Entries provided below:
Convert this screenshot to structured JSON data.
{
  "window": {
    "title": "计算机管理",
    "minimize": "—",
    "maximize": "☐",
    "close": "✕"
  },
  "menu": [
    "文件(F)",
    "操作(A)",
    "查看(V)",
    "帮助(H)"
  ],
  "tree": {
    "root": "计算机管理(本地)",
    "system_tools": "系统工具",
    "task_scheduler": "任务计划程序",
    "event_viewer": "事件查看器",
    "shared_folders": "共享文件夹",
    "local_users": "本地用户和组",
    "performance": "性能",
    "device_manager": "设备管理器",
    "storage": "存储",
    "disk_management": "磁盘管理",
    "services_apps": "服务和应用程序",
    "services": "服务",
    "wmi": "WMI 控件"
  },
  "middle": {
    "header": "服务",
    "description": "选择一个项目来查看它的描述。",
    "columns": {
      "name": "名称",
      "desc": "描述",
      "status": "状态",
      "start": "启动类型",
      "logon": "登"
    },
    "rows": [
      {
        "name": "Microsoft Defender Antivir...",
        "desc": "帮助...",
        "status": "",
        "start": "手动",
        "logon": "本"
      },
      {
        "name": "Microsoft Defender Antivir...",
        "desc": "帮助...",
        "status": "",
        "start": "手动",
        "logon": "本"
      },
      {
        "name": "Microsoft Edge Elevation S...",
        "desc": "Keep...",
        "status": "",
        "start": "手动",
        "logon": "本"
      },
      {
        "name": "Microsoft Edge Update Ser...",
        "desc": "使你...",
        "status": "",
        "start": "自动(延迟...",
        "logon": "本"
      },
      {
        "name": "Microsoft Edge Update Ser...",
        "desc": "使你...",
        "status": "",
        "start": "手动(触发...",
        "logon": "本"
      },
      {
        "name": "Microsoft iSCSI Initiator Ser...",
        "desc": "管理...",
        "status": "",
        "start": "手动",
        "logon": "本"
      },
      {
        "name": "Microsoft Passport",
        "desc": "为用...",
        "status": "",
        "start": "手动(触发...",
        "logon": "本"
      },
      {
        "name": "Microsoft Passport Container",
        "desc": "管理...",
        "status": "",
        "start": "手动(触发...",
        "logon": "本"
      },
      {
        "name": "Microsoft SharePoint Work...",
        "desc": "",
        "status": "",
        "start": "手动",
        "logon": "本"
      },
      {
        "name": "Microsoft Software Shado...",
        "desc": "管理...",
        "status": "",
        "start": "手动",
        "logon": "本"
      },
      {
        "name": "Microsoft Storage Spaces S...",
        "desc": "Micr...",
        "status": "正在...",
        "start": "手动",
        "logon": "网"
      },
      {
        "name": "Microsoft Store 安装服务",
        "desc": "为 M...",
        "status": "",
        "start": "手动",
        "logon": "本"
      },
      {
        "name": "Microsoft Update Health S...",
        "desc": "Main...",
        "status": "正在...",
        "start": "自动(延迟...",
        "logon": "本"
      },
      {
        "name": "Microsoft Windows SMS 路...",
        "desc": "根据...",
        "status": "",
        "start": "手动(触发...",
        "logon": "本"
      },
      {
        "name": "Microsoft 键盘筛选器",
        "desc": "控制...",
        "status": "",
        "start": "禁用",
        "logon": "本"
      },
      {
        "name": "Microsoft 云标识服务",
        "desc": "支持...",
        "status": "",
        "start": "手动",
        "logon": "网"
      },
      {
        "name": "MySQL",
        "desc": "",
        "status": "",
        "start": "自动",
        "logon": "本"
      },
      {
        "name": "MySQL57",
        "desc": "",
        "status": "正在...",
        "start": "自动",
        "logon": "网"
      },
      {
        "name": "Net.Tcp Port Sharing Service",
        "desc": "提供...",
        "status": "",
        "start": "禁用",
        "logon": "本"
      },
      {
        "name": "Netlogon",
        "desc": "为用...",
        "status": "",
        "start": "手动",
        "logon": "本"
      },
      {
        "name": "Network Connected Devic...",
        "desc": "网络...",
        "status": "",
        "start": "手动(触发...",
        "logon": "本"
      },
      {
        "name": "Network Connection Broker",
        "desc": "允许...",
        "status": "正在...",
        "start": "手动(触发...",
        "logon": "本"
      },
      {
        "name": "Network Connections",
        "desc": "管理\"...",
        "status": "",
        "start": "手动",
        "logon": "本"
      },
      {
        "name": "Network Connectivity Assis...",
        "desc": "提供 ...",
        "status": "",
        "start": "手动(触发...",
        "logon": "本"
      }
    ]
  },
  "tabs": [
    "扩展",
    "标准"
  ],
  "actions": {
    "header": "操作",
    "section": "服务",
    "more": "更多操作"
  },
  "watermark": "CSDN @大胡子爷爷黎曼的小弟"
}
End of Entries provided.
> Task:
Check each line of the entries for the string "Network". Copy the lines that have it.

> Completed exercise:
        "name": "Network Connected Devic...",
        "name": "Network Connection Broker",
        "name": "Network Connections",
        "name": "Network Connectivity Assis...",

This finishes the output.